I work on Tuesdays, and as with most work days, the day passed in a blur of activity in which little else had a chance to enter my mind. I am thankful that I am able to come to work and to be someone else when I am there. Someone who appears happy, confident, at ease, in control. While I’m there, I’m even able to fool myself that it’s more than appearance – that I actually am that person. This has been going on for so long – whether at work or at university or school before that – and I am so used to compartmentalising, that it really feels as though there are two versions of me.
There is a phrase I have heard used in relation to those with mental health difficulties who are ‘high functioning’ (though I don’t like that designation) – ‘apparent competence’. There’s no denying that in many ways, it is a blessing. I am able to work, which on balance, is good for my mental health, and I am able to help to support my family. However, apparent competence can feel like a burden and a prison. I feel trapped by it; as if I’m being held to ransom. I can’t let the mask of competence slip, or my whole world might collapse. Work has assumed such overwhelming importance, that I used to firmly believe that one of the greatest threats to my survival was the possibility of work finding out about my mental health difficulties. I have lived two separate lives for so long, that the idea of integrating them in any way, seemed utterly unthinkable. It felt as though my work identity had to be protected at all costs – that it was my only ‘substantive’ identity. Who exactly am I, outside of work?
I think that much of this compartmentalisation is driven by fear of the stigma surrounding mental illness. Stigma feeds my paranoia that my career will be affected if others know about my difficulties. I am afraid that others’ perceptions of me will change; that my ‘apparent competence’ will be seen as just that – apparent, fake. That I will be seen as a ‘liability’, because there is always the risk of the mask slipping. And yet, is that not also the perception I have of myself? I have talked about ‘apparent competence’, but in truth, there is nothing apparent about it. When I was at work on Tuesday 10 February 2015, I did a good job – the feedback I received, tells me so. I may not be believe it, and I may know that I function very differently out of the office; but when I’m there, my performance is not a lie, even if my smiles and my ‘happiness’ may be.

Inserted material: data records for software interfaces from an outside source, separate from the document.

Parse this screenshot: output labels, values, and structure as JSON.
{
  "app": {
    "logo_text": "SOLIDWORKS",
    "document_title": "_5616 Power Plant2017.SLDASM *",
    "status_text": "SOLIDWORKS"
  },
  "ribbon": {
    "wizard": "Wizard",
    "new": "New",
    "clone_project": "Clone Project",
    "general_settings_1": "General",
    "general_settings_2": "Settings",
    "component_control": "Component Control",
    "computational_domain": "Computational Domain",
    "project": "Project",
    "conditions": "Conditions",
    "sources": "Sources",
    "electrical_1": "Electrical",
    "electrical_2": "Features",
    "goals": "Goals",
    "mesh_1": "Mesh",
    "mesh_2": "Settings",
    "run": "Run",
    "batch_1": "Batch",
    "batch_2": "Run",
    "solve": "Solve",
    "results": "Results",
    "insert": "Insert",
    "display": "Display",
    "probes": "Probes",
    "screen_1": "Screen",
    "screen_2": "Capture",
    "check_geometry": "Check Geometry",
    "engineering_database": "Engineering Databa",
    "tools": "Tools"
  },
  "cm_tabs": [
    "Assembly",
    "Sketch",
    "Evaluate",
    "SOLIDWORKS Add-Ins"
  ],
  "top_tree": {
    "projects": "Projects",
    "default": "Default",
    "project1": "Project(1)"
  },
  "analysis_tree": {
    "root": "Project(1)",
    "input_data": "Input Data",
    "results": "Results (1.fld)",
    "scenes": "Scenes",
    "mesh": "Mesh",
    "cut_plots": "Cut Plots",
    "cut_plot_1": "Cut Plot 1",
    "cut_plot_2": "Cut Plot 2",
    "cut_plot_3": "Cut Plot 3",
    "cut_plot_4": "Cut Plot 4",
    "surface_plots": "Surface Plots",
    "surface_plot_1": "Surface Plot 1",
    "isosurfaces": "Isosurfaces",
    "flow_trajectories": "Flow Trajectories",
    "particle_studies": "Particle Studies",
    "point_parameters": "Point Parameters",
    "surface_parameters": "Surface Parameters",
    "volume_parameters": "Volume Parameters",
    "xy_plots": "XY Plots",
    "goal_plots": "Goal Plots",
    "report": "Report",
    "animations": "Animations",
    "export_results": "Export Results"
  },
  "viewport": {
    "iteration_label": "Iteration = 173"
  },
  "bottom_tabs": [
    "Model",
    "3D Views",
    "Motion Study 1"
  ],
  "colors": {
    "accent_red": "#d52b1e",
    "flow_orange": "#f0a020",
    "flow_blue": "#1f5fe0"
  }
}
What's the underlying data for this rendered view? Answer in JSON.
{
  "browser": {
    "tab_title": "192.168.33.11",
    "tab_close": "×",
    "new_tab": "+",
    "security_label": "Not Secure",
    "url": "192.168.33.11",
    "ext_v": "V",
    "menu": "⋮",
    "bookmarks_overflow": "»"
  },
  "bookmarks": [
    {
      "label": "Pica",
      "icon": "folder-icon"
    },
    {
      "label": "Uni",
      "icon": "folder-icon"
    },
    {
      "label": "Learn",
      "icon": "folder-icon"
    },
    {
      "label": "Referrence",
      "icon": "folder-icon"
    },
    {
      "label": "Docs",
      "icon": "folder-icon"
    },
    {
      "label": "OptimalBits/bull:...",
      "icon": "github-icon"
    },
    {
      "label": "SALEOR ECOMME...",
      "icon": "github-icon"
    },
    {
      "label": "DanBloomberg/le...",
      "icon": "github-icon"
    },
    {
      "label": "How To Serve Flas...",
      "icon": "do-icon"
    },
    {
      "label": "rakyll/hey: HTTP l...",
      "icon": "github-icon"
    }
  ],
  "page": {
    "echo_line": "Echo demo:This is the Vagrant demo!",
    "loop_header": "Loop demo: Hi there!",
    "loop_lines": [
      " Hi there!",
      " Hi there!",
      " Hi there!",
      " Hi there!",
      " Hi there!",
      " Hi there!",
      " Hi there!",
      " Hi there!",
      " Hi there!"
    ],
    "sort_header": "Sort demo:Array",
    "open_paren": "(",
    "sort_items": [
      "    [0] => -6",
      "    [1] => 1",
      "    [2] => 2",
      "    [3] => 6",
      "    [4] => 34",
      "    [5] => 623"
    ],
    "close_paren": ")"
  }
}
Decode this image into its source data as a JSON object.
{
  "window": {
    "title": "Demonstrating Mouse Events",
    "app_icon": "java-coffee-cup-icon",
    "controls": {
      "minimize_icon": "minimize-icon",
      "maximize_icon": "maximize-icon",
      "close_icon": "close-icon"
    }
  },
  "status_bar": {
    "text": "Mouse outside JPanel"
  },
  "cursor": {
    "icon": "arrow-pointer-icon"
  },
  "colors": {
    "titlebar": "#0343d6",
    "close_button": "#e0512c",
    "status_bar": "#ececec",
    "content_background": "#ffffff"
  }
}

I believe that being able to work can be incredibly beneficial to one’s mental health. It can give a sense of achievement, purpose and control, and that sense is so often are lacking for many with mental health difficulties, particularly if have very low self-esteem. But I know that my attitude towards work in ‘unhealthy’. That I have let it define me, and that I prioritise it far more than I should; and when work is stressful and workloads are heavy, it can push me over the edge into a downward spiral of severe depression.
On a Tuesday evening, when I’m not at work, I’m in therapy. On this particular Tuesday we talked about the fact that I had felt suicidal at the weekend. I find weekends the hardest to get through – with no work to distract me and no contact with my therapist, it’s easy to fall back into depression and very negative patterns of thought about myself. I need therapy; and for me, one of the things that really shows me how much my attitudes are starting to change, is that I think that at this point, I need it more than work. And if I had to tell work about my difficulties in order to continue being able to attend therapy, I might just be able to do it. Perhaps the mask is starting to slip after all – but perhaps it’s not such a bad thing.